Excerpts from an interface dataset:
○ ○ ○
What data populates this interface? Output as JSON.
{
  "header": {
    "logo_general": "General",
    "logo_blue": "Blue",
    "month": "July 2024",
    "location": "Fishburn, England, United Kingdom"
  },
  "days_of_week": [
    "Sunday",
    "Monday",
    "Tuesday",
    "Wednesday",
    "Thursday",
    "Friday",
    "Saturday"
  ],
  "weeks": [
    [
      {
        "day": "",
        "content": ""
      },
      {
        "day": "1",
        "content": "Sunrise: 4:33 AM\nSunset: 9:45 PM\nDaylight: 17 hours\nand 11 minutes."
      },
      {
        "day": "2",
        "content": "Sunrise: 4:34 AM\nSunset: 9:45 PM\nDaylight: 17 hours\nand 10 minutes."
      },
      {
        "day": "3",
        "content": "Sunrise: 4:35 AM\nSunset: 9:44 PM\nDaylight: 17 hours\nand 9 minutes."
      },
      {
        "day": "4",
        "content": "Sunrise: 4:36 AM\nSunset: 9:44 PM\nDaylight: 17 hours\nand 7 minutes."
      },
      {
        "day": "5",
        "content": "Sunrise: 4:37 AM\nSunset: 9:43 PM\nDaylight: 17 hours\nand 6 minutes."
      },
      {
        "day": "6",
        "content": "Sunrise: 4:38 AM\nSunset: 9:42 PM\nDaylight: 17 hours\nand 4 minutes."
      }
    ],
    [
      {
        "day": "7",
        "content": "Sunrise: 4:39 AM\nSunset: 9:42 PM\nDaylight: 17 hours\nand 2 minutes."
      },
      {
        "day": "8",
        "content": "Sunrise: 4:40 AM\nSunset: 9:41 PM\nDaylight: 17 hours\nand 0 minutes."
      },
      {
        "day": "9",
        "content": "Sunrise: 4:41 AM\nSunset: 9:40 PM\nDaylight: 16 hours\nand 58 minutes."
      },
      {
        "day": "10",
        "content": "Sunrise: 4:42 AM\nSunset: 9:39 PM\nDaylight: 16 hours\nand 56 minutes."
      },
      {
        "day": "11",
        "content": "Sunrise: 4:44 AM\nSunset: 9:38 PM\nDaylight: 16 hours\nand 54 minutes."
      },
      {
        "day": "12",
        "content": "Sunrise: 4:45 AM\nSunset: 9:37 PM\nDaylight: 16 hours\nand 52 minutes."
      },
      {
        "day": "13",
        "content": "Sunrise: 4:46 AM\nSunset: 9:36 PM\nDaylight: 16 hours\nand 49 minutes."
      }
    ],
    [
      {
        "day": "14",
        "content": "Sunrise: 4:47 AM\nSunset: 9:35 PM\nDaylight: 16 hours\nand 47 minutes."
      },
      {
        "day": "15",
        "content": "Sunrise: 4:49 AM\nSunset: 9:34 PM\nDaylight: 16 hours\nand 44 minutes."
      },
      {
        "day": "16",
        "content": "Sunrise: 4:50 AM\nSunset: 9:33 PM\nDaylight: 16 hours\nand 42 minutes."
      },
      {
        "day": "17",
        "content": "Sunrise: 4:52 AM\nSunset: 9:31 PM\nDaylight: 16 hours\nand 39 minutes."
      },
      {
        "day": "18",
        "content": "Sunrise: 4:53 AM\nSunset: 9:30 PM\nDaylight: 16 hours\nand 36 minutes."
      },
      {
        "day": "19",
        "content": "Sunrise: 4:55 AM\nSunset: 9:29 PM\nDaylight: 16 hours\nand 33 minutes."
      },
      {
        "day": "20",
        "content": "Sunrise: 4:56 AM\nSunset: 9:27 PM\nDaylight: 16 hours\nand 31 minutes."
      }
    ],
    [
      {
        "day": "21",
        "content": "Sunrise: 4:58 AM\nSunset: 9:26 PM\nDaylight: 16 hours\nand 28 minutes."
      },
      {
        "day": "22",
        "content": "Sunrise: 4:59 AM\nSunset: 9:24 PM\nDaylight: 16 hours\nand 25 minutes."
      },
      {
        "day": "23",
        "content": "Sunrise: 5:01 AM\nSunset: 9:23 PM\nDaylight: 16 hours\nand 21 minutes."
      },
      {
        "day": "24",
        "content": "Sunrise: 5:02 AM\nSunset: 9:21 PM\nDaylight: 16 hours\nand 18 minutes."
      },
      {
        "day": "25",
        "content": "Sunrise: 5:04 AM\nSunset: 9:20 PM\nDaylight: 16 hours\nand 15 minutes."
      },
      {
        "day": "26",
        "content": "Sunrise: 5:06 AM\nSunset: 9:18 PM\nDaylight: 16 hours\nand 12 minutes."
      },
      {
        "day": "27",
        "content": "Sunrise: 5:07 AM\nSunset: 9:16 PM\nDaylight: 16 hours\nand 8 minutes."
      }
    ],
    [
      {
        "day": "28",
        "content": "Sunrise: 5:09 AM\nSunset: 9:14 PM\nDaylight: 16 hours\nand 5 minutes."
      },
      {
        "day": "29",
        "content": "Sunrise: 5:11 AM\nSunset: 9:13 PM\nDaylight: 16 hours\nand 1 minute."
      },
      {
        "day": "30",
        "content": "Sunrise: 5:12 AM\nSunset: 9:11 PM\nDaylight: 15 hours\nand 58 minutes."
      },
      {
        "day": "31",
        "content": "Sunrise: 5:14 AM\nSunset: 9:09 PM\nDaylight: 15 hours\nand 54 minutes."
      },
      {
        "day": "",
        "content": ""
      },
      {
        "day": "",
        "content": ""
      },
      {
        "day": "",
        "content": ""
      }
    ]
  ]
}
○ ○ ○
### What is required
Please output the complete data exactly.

### Answer
What data populates this interface? Output as JSON.
{
  "header": {
    "logo_general": "General",
    "logo_blue": "Blue",
    "month": "July 2024",
    "location": "Fishburn, England, United Kingdom"
  },
  "days_of_week": [
    "Sunday",
    "Monday",
    "Tuesday",
    "Wednesday",
    "Thursday",
    "Friday",
    "Saturday"
  ],
  "weeks": [
    [
      {
        "day": "",
        "content": ""
      },
      {
        "day": "1",
        "content": "Sunrise: 4:33 AM\nSunset: 9:45 PM\nDaylight: 17 hours\nand 11 minutes."
      },
      {
        "day": "2",
        "content": "Sunrise: 4:34 AM\nSunset: 9:45 PM\nDaylight: 17 hours\nand 10 minutes."
      },
      {
        "day": "3",
        "content": "Sunrise: 4:35 AM\nSunset: 9:44 PM\nDaylight: 17 hours\nand 9 minutes."
      },
      {
        "day": "4",
        "content": "Sunrise: 4:36 AM\nSunset: 9:44 PM\nDaylight: 17 hours\nand 7 minutes."
      },
      {
        "day": "5",
        "content": "Sunrise: 4:37 AM\nSunset: 9:43 PM\nDaylight: 17 hours\nand 6 minutes."
      },
      {
        "day": "6",
        "content": "Sunrise: 4:38 AM\nSunset: 9:42 PM\nDaylight: 17 hours\nand 4 minutes."
      }
    ],
    [
      {
        "day": "7",
        "content": "Sunrise: 4:39 AM\nSunset: 9:42 PM\nDaylight: 17 hours\nand 2 minutes."
      },
      {
        "day": "8",
        "content": "Sunrise: 4:40 AM\nSunset: 9:41 PM\nDaylight: 17 hours\nand 0 minutes."
      },
      {
        "day": "9",
        "content": "Sunrise: 4:41 AM\nSunset: 9:40 PM\nDaylight: 16 hours\nand 58 minutes."
      },
      {
        "day": "10",
        "content": "Sunrise: 4:42 AM\nSunset: 9:39 PM\nDaylight: 16 hours\nand 56 minutes."
      },
      {
        "day": "11",
        "content": "Sunrise: 4:44 AM\nSunset: 9:38 PM\nDaylight: 16 hours\nand 54 minutes."
      },
      {
        "day": "12",
        "content": "Sunrise: 4:45 AM\nSunset: 9:37 PM\nDaylight: 16 hours\nand 52 minutes."
      },
      {
        "day": "13",
        "content": "Sunrise: 4:46 AM\nSunset: 9:36 PM\nDaylight: 16 hours\nand 49 minutes."
      }
    ],
    [
      {
        "day": "14",
        "content": "Sunrise: 4:47 AM\nSunset: 9:35 PM\nDaylight: 16 hours\nand 47 minutes."
      },
      {
        "day": "15",
        "content": "Sunrise: 4:49 AM\nSunset: 9:34 PM\nDaylight: 16 hours\nand 44 minutes."
      },
      {
        "day": "16",
        "content": "Sunrise: 4:50 AM\nSunset: 9:33 PM\nDaylight: 16 hours\nand 42 minutes."
      },
      {
        "day": "17",
        "content": "Sunrise: 4:52 AM\nSunset: 9:31 PM\nDaylight: 16 hours\nand 39 minutes."
      },
      {
        "day": "18",
        "content": "Sunrise: 4:53 AM\nSunset: 9:30 PM\nDaylight: 16 hours\nand 36 minutes."
      },
      {
        "day": "19",
        "content": "Sunrise: 4:55 AM\nSunset: 9:29 PM\nDaylight: 16 hours\nand 33 minutes."
      },
      {
        "day": "20",
        "content": "Sunrise: 4:56 AM\nSunset: 9:27 PM\nDaylight: 16 hours\nand 31 minutes."
      }
    ],
    [
      {
        "day": "21",
        "content": "Sunrise: 4:58 AM\nSunset: 9:26 PM\nDaylight: 16 hours\nand 28 minutes."
      },
      {
        "day": "22",
        "content": "Sunrise: 4:59 AM\nSunset: 9:24 PM\nDaylight: 16 hours\nand 25 minutes."
      },
      {
        "day": "23",
        "content": "Sunrise: 5:01 AM\nSunset: 9:23 PM\nDaylight: 16 hours\nand 21 minutes."
      },
      {
        "day": "24",
        "content": "Sunrise: 5:02 AM\nSunset: 9:21 PM\nDaylight: 16 hours\nand 18 minutes."
      },
      {
        "day": "25",
        "content": "Sunrise: 5:04 AM\nSunset: 9:20 PM\nDaylight: 16 hours\nand 15 minutes."
      },
      {
        "day": "26",
        "content": "Sunrise: 5:06 AM\nSunset: 9:18 PM\nDaylight: 16 hours\nand 12 minutes."
      },
      {
        "day": "27",
        "content": "Sunrise: 5:07 AM\nSunset: 9:16 PM\nDaylight: 16 hours\nand 8 minutes."
      }
    ],
    [
      {
        "day": "28",
        "content": "Sunrise: 5:09 AM\nSunset: 9:14 PM\nDaylight: 16 hours\nand 5 minutes."
      },
      {
        "day": "29",
        "content": "Sunrise: 5:11 AM\nSunset: 9:13 PM\nDaylight: 16 hours\nand 1 minute."
      },
      {
        "day": "30",
        "content": "Sunrise: 5:12 AM\nSunset: 9:11 PM\nDaylight: 15 hours\nand 58 minutes."
      },
      {
        "day": "31",
        "content": "Sunrise: 5:14 AM\nSunset: 9:09 PM\nDaylight: 15 hours\nand 54 minutes."
      },
      {
        "day": "",
        "content": ""
      },
      {
        "day": "",
        "content": ""
      },
      {
        "day": "",
        "content": ""
      }
    ]
  ]
}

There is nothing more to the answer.